Items from an interface collection
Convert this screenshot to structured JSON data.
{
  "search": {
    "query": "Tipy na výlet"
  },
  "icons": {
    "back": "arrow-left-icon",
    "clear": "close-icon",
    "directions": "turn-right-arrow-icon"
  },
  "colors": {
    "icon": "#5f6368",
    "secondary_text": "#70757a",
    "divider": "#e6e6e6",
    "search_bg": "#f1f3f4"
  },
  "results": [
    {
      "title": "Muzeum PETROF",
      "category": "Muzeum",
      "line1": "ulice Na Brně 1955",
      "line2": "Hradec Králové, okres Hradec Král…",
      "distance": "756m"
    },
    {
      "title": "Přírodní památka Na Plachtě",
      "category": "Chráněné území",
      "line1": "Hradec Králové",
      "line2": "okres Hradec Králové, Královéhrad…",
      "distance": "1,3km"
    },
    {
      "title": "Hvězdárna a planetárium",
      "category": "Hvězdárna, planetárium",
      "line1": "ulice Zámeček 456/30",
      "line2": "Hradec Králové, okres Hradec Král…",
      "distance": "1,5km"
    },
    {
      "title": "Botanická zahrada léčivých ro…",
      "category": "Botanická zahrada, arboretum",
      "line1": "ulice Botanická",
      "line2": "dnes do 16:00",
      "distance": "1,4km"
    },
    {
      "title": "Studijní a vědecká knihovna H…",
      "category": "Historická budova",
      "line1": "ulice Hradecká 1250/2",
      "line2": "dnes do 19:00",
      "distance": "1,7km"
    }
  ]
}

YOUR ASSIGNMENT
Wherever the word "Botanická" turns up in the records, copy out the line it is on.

YOUR RESPONSE
      "title": "Botanická zahrada léčivých ro…",
      "category": "Botanická zahrada, arboretum",
      "line1": "ulice Botanická",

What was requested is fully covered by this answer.